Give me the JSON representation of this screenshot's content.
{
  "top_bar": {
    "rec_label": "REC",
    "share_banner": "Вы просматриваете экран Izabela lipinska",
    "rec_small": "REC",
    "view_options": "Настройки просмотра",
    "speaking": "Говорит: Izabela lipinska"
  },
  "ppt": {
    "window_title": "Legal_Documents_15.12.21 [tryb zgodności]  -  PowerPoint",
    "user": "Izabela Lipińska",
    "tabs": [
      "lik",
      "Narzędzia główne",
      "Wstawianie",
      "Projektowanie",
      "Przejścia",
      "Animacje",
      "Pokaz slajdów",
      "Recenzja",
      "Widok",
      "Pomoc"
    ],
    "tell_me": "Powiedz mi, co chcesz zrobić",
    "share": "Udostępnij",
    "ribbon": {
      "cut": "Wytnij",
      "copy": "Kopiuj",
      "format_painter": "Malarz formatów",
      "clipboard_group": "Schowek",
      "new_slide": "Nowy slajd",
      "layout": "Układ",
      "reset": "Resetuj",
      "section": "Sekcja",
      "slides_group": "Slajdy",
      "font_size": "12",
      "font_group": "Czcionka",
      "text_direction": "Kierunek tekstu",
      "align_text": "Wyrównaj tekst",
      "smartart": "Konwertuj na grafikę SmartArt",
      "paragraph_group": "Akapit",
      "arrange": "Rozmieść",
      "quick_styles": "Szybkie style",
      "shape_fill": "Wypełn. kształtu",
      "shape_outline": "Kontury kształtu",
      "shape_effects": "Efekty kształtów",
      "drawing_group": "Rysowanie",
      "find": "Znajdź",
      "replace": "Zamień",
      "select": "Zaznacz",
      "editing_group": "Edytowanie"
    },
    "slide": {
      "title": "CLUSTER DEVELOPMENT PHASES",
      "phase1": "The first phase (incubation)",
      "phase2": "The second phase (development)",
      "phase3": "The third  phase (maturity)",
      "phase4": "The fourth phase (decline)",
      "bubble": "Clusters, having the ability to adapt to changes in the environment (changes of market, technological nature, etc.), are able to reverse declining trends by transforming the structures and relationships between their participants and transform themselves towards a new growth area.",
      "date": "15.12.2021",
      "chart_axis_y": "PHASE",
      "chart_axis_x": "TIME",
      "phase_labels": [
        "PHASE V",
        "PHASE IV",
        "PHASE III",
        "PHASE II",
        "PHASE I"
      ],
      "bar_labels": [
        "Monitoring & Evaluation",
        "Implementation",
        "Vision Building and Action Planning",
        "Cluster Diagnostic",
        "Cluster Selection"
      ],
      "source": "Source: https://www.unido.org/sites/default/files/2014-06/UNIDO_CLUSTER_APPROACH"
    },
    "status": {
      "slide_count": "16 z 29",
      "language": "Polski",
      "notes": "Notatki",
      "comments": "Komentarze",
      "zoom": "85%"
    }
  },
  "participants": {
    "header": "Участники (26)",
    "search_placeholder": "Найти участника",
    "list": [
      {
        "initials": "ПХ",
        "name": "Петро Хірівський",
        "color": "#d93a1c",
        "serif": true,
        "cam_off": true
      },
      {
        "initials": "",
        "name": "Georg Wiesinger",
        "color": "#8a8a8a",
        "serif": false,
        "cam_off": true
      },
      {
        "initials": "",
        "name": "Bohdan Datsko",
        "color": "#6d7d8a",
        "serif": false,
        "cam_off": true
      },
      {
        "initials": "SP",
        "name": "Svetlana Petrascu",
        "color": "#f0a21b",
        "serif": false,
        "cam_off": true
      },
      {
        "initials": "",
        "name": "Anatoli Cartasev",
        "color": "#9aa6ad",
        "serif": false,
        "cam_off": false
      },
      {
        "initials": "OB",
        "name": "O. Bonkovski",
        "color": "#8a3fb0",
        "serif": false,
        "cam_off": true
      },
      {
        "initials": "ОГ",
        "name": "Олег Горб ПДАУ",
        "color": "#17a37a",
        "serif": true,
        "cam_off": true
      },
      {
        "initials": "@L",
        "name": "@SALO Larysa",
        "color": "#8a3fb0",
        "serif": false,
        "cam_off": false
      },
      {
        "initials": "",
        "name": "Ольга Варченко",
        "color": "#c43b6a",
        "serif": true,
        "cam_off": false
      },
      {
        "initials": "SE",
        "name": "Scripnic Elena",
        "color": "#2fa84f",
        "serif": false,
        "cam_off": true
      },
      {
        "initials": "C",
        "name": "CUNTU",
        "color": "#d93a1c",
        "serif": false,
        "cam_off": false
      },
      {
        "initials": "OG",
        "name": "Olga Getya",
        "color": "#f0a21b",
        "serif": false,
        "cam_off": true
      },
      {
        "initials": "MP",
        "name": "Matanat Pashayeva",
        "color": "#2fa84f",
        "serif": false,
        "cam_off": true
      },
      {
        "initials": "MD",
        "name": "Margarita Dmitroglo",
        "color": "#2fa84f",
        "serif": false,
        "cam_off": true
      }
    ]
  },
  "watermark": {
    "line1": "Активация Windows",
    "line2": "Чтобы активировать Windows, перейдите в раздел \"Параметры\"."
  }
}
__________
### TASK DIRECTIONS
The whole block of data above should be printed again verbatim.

### ANSWER FOR THIS EXERCISE
Give me the JSON representation of this screenshot's content.
{
  "top_bar": {
    "rec_label": "REC",
    "share_banner": "Вы просматриваете экран Izabela lipinska",
    "rec_small": "REC",
    "view_options": "Настройки просмотра",
    "speaking": "Говорит: Izabela lipinska"
  },
  "ppt": {
    "window_title": "Legal_Documents_15.12.21 [tryb zgodności]  -  PowerPoint",
    "user": "Izabela Lipińska",
    "tabs": [
      "lik",
      "Narzędzia główne",
      "Wstawianie",
      "Projektowanie",
      "Przejścia",
      "Animacje",
      "Pokaz slajdów",
      "Recenzja",
      "Widok",
      "Pomoc"
    ],
    "tell_me": "Powiedz mi, co chcesz zrobić",
    "share": "Udostępnij",
    "ribbon": {
      "cut": "Wytnij",
      "copy": "Kopiuj",
      "format_painter": "Malarz formatów",
      "clipboard_group": "Schowek",
      "new_slide": "Nowy slajd",
      "layout": "Układ",
      "reset": "Resetuj",
      "section": "Sekcja",
      "slides_group": "Slajdy",
      "font_size": "12",
      "font_group": "Czcionka",
      "text_direction": "Kierunek tekstu",
      "align_text": "Wyrównaj tekst",
      "smartart": "Konwertuj na grafikę SmartArt",
      "paragraph_group": "Akapit",
      "arrange": "Rozmieść",
      "quick_styles": "Szybkie style",
      "shape_fill": "Wypełn. kształtu",
      "shape_outline": "Kontury kształtu",
      "shape_effects": "Efekty kształtów",
      "drawing_group": "Rysowanie",
      "find": "Znajdź",
      "replace": "Zamień",
      "select": "Zaznacz",
      "editing_group": "Edytowanie"
    },
    "slide": {
      "title": "CLUSTER DEVELOPMENT PHASES",
      "phase1": "The first phase (incubation)",
      "phase2": "The second phase (development)",
      "phase3": "The third  phase (maturity)",
      "phase4": "The fourth phase (decline)",
      "bubble": "Clusters, having the ability to adapt to changes in the environment (changes of market, technological nature, etc.), are able to reverse declining trends by transforming the structures and relationships between their participants and transform themselves towards a new growth area.",
      "date": "15.12.2021",
      "chart_axis_y": "PHASE",
      "chart_axis_x": "TIME",
      "phase_labels": [
        "PHASE V",
        "PHASE IV",
        "PHASE III",
        "PHASE II",
        "PHASE I"
      ],
      "bar_labels": [
        "Monitoring & Evaluation",
        "Implementation",
        "Vision Building and Action Planning",
        "Cluster Diagnostic",
        "Cluster Selection"
      ],
      "source": "Source: https://www.unido.org/sites/default/files/2014-06/UNIDO_CLUSTER_APPROACH"
    },
    "status": {
      "slide_count": "16 z 29",
      "language": "Polski",
      "notes": "Notatki",
      "comments": "Komentarze",
      "zoom": "85%"
    }
  },
  "participants": {
    "header": "Участники (26)",
    "search_placeholder": "Найти участника",
    "list": [
      {
        "initials": "ПХ",
        "name": "Петро Хірівський",
        "color": "#d93a1c",
        "serif": true,
        "cam_off": true
      },
      {
        "initials": "",
        "name": "Georg Wiesinger",
        "color": "#8a8a8a",
        "serif": false,
        "cam_off": true
      },
      {
        "initials": "",
        "name": "Bohdan Datsko",
        "color": "#6d7d8a",
        "serif": false,
        "cam_off": true
      },
      {
        "initials": "SP",
        "name": "Svetlana Petrascu",
        "color": "#f0a21b",
        "serif": false,
        "cam_off": true
      },
      {
        "initials": "",
        "name": "Anatoli Cartasev",
        "color": "#9aa6ad",
        "serif": false,
        "cam_off": false
      },
      {
        "initials": "OB",
        "name": "O. Bonkovski",
        "color": "#8a3fb0",
        "serif": false,
        "cam_off": true
      },
      {
        "initials": "ОГ",
        "name": "Олег Горб ПДАУ",
        "color": "#17a37a",
        "serif": true,
        "cam_off": true
      },
      {
        "initials": "@L",
        "name": "@SALO Larysa",
        "color": "#8a3fb0",
        "serif": false,
        "cam_off": false
      },
      {
        "initials": "",
        "name": "Ольга Варченко",
        "color": "#c43b6a",
        "serif": true,
        "cam_off": false
      },
      {
        "initials": "SE",
        "name": "Scripnic Elena",
        "color": "#2fa84f",
        "serif": false,
        "cam_off": true
      },
      {
        "initials": "C",
        "name": "CUNTU",
        "color": "#d93a1c",
        "serif": false,
        "cam_off": false
      },
      {
        "initials": "OG",
        "name": "Olga Getya",
        "color": "#f0a21b",
        "serif": false,
        "cam_off": true
      },
      {
        "initials": "MP",
        "name": "Matanat Pashayeva",
        "color": "#2fa84f",
        "serif": false,
        "cam_off": true
      },
      {
        "initials": "MD",
        "name": "Margarita Dmitroglo",
        "color": "#2fa84f",
        "serif": false,
        "cam_off": true
      }
    ]
  },
  "watermark": {
    "line1": "Активация Windows",
    "line2": "Чтобы активировать Windows, перейдите в раздел \"Параметры\"."
  }
}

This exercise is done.